It’s through someone they have long had their eye on, Justin Holiday, the six-year NBA veteran who split time last season between Chicago and Memphis. He has reached an agreement to join the Pacers — and his brother, Aaron Holiday — for a season in Indiana. Shams Charania of The Athletic broke the news.

The Pacers have been in touch with Holiday for a while, reports J. Michael of the Indy Star.

Holiday averaged 10.5 points a game last season, shot 34.7 percent from three, and played solid wing defense.

Victor Oladipo is the team’s best wing player, once he returns from injury (the Pacers are hoping around Christmas or a little after). Beyond him there is Jeremy Lamb, C.J. Wilcox, T.J. Warren, Doug McDermott, and Brian Bowen. Holiday can find minutes in that group.

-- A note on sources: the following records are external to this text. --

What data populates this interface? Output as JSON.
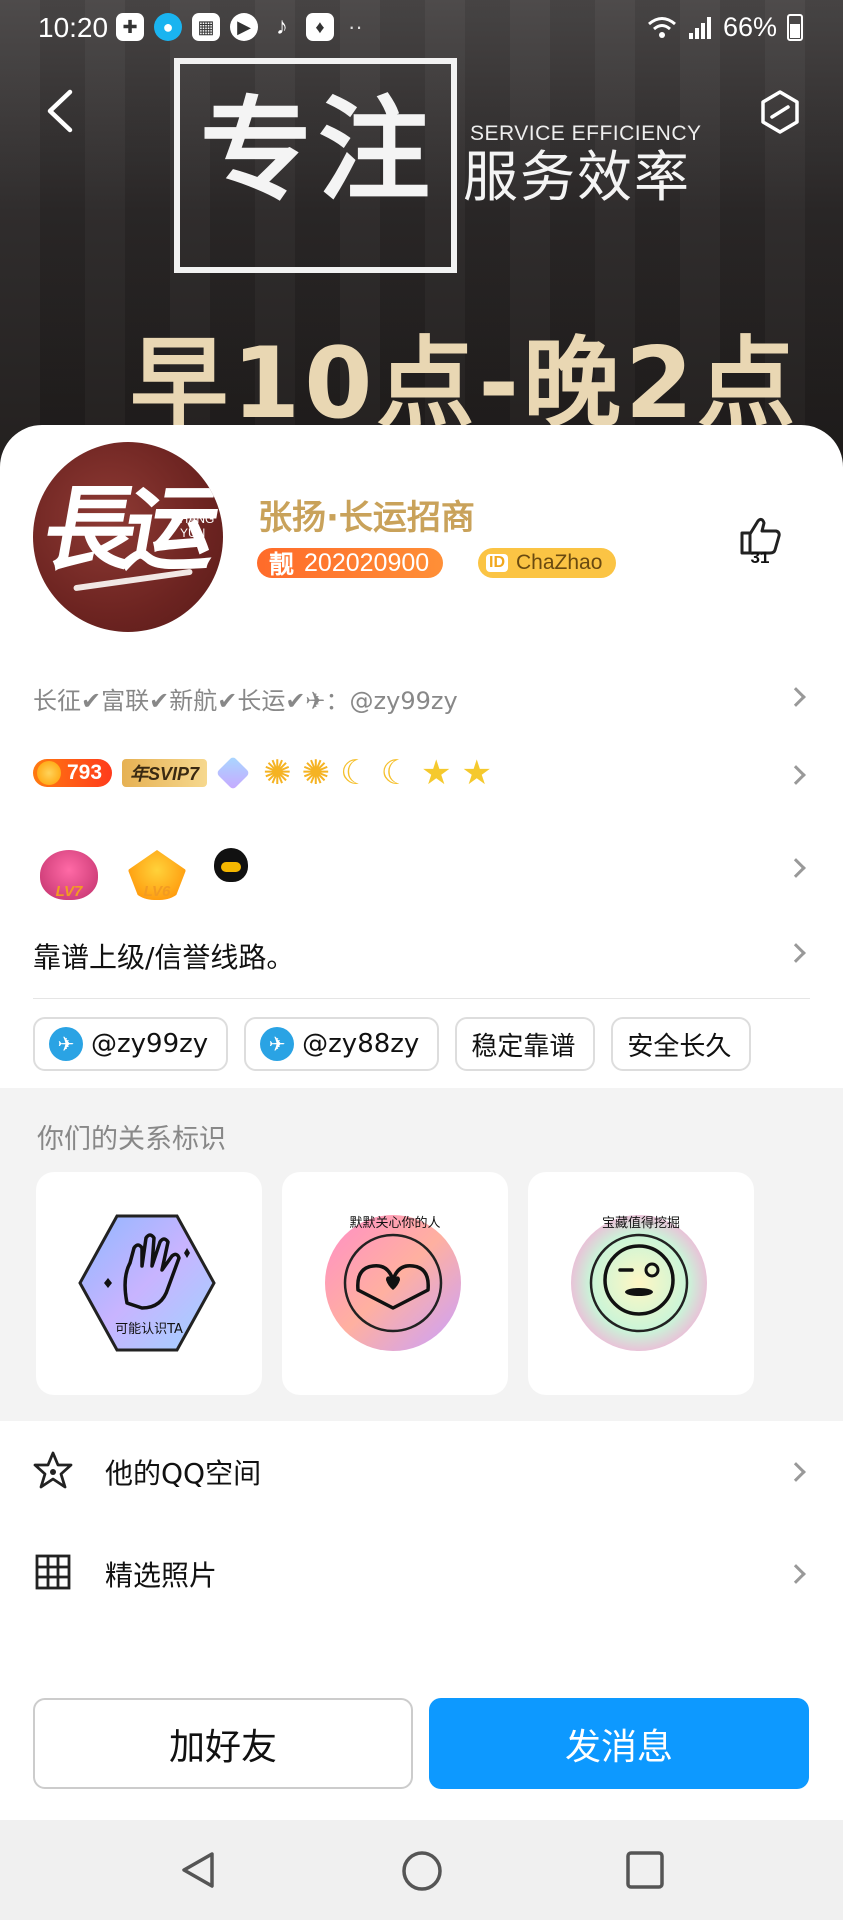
{
  "status_bar": {
    "time": "10:20",
    "battery": "66%",
    "more_dots": "··"
  },
  "banner": {
    "big_text": "专注",
    "subtitle_en": "SERVICE EFFICIENCY",
    "subtitle_cn": "服务效率",
    "hours_text": "早10点-晚2点"
  },
  "profile": {
    "avatar_text": "長运",
    "avatar_en": "CHANG\nYUN",
    "name": "张扬·长运招商",
    "liang_tag": "靓",
    "number": "202020900",
    "id_tag": "ID",
    "id_name": "ChaZhao",
    "like_count": "31"
  },
  "signature": "长征✔富联✔新航✔长运✔✈：@zy99zy",
  "vip": {
    "coin_level": "793",
    "svip_label": "年SVIP7"
  },
  "level_badges": [
    "LV7",
    "LV6"
  ],
  "motto": "靠谱上级/信誉线路。",
  "tags": [
    {
      "text": "@zy99zy",
      "icon": "telegram-icon"
    },
    {
      "text": "@zy88zy",
      "icon": "telegram-icon"
    },
    {
      "text": "稳定靠谱"
    },
    {
      "text": "安全长久"
    }
  ],
  "relation": {
    "title": "你们的关系标识",
    "badges": [
      {
        "text": "可能认识TA"
      },
      {
        "text": "默默关心你的人"
      },
      {
        "text": "宝藏值得挖掘"
      }
    ]
  },
  "list": {
    "qzone": "他的QQ空间",
    "photos": "精选照片"
  },
  "buttons": {
    "add_friend": "加好友",
    "send_message": "发消息"
  },
  "colors": {
    "primary_blue": "#0d99ff",
    "name_gold": "#c9a25a",
    "liang_orange": "#ff6b2a",
    "id_yellow": "#fbc444"
  }
}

This also sparks the dream of an all T.J./Holiday lineup. The Pacers have two Holidays, Justin and Aaron, as well as three un-related players named T.J. — T.J. McConnell, T.J. Warren, and T.J. Leaf. We need to see those five on the court together next season, if only for a few minutes.